The reason for these differences is largely because the risks to the third party provider are higher for discounting than they are for factoring. Because the provider doesn’t take control of invoice collection, they have more rigorous requirements in terms of the business’s profitability, turnover, and net worth.
What kinds of businesses use factoring and invoice discounting?
These methods are used in a wide range of industries, most specifically in industries where invoices are for large sums of money, and payments are not made instantly on provision of goods or services. This is because factoring and discounting are inefficient processes when they involve large numbers of invoices for small amounts of money. Therefore, while factoring and discounting aren’t a feature that is commonly used by retail outlets, these methods are often employed in manufacturing and construction, as well as by printers, couriers and wholesalers.
In addition to this, factoring and discounting can benefit businesses in other industries, depending on the situation. For example: start-ups that want to take advantage of flexible financing options; growing businesses that want to maximise their cash flow; and struggling businesses that have trouble bridging the financial gap between invoicing a customer and receiving payment.
How businesses can benefit from discounting and factoring
Using factoring and discounting services has some important advantages for businesses.

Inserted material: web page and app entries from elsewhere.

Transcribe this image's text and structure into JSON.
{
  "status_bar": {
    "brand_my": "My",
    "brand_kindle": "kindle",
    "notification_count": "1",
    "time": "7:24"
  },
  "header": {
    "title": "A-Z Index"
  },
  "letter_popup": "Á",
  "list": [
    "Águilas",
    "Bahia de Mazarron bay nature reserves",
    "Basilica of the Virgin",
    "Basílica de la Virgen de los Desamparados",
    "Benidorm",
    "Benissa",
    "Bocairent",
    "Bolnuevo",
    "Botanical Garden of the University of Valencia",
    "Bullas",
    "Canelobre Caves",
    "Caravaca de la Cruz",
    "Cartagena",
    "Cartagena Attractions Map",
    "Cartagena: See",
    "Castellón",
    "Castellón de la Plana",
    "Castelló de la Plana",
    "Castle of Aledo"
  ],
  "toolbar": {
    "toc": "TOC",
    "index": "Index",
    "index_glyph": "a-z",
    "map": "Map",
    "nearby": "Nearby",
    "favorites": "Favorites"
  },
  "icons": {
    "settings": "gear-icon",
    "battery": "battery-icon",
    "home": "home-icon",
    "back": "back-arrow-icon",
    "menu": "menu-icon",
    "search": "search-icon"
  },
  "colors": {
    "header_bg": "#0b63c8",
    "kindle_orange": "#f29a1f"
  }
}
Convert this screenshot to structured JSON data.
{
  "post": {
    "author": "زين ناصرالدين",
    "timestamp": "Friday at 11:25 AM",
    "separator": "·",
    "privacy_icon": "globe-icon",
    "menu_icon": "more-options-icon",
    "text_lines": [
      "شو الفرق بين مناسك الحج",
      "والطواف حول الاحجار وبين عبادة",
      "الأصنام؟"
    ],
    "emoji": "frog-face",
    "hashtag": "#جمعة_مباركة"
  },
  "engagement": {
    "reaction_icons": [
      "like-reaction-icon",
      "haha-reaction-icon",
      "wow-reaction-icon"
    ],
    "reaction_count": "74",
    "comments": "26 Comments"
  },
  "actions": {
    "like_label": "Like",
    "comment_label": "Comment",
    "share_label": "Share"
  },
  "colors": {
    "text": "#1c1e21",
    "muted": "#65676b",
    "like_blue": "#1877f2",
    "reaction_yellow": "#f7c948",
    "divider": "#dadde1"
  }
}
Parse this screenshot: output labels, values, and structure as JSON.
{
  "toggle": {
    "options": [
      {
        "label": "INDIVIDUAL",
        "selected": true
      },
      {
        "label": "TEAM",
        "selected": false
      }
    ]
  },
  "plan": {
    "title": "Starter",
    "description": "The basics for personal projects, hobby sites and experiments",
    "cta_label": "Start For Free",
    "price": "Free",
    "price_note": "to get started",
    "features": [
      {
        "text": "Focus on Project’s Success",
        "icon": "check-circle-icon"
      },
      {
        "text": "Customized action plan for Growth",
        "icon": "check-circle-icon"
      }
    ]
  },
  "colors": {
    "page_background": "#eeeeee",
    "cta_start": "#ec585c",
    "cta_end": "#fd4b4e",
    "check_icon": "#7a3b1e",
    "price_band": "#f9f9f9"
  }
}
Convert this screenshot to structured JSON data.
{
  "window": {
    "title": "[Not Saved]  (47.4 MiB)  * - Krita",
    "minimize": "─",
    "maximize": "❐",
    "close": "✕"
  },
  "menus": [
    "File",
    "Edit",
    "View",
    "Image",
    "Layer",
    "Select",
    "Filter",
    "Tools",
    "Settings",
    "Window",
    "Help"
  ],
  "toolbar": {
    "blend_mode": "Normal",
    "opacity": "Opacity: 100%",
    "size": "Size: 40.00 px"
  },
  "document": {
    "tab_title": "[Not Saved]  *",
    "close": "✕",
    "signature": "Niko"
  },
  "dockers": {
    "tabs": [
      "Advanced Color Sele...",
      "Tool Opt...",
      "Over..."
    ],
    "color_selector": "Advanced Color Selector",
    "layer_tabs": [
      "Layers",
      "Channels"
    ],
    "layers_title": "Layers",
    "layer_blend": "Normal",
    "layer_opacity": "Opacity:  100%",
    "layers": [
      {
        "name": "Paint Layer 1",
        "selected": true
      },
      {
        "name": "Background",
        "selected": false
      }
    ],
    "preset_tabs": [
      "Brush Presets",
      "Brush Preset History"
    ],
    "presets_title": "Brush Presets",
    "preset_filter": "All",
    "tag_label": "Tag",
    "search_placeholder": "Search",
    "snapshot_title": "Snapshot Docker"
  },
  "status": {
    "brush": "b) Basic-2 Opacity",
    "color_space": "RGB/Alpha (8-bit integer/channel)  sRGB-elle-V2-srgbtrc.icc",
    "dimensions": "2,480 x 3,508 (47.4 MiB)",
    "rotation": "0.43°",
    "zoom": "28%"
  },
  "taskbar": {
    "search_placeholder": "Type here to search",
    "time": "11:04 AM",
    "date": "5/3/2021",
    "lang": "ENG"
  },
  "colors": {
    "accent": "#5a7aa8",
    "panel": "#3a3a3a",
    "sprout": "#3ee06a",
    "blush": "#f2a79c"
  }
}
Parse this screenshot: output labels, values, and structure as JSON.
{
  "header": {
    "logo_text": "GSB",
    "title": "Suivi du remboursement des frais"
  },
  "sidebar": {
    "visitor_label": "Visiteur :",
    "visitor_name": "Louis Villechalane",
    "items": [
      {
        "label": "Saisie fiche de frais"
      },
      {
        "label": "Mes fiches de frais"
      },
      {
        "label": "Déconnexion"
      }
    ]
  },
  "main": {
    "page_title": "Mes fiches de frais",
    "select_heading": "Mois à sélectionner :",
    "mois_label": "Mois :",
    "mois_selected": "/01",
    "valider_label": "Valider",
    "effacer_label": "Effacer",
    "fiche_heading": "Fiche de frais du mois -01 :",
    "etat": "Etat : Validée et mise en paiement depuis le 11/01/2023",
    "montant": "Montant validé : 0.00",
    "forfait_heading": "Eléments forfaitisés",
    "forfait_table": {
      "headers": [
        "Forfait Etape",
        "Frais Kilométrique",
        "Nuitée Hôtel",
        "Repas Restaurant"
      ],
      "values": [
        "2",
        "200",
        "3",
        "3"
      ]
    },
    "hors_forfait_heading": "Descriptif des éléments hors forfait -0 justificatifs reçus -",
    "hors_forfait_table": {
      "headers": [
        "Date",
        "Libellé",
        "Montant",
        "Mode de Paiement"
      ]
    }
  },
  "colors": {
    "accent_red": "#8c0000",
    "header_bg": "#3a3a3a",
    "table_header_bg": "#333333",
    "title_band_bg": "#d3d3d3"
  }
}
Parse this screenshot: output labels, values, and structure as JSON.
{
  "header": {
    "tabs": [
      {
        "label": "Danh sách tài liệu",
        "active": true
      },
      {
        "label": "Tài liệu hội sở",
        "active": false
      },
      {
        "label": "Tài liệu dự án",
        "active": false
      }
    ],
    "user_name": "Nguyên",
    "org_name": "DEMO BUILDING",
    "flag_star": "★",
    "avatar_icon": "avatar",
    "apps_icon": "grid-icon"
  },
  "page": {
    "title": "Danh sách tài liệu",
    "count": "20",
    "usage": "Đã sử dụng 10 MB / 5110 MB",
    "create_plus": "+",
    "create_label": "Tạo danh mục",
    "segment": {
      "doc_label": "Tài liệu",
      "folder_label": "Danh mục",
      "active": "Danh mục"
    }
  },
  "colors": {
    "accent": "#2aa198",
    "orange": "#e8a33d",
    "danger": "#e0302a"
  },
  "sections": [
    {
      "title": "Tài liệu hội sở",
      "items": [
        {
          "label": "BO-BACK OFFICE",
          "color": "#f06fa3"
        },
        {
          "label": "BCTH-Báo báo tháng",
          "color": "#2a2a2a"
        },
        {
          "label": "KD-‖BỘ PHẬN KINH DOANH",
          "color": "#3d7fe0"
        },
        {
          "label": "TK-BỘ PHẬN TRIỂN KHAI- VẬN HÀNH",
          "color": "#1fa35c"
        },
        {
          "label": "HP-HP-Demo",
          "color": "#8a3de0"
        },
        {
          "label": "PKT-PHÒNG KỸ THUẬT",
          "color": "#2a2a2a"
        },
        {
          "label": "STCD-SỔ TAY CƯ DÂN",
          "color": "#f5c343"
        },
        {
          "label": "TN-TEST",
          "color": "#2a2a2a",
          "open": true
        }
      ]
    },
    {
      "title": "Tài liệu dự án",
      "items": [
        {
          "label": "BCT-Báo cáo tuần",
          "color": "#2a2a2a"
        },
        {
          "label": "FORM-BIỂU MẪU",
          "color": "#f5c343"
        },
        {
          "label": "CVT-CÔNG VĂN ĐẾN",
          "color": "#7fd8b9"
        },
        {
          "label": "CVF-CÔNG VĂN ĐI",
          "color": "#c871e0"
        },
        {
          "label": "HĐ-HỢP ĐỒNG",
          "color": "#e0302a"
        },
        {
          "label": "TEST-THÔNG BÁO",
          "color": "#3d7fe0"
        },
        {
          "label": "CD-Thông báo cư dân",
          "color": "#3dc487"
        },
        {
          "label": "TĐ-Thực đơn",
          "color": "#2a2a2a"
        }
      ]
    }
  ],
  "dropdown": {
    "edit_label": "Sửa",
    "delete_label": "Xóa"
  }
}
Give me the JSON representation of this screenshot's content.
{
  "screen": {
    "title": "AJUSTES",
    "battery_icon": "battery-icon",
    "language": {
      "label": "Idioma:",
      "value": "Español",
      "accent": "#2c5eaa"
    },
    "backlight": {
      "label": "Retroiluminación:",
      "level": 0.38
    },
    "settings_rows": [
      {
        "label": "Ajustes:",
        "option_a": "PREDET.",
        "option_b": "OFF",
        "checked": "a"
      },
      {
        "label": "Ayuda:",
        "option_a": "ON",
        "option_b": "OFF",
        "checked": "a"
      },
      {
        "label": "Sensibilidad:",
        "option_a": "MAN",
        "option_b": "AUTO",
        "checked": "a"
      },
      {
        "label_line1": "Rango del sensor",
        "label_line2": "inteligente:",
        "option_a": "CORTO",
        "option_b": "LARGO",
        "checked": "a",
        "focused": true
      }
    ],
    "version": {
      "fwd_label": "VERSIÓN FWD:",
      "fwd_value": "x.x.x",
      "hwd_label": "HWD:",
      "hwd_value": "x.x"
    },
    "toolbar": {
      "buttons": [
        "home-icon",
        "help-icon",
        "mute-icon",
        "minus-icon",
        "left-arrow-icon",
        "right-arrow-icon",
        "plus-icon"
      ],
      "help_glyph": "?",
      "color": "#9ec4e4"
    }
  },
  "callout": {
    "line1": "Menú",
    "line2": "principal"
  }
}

• The ability to receive payment for goods and services before customers actually pay provides businesses with a highly flexible way of managing working capital and maximising cash flow
• Up to 85-90% of the value of outstanding invoices can be advanced, whereas securing an overdraft against unpaid invoices can typically raise a maximum of 50% against the value
• These methods have an additional level of flexibility, in that a business negotiates an initial credit line with the third party provider, but can arrange to have their credit limit increase as their sales increase. In contrast, negotiating increases on overdrafts and loans is typically a less flexible process that can take some time to arrange.
• Using a factor can reduce the amount of time and money a business must spend on debt collection (note: this doesn’t apply to invoice discounting, where the business retains control over its sales ledger)
• Export factoring can help a business reduce the risks and costs associated with doing business internationally, and the costs of this kind of factoring are comparable to the costs of similar kinds of financing
Are there any drawbacks?
For the most part, factoring and discounting are highly advantageous services for businesses, but there are a few disadvantages and limits that it’s important to understand.
One of the most significant, of course, is that a small portion of each invoice is paid to the third party provider as a fee and/or interest payment. However, this fee is comparable to the costs involved in alternative methods of financing, such as an overdraft.
In terms of factoring, there may be some additional constraints; for example, some factors may want to pre-approve new customers, or set credit limits for some customers, which may delay or limit some business dealings.
Another potential issue with factoring is that some business owners aren’t comfortable giving up control of their sales ledgers, and some customers aren’t comfortable dealing with a factor. However, when factoring is implemented carefully and with plenty of consideration for these potential problems, it can make the process go very smoothly.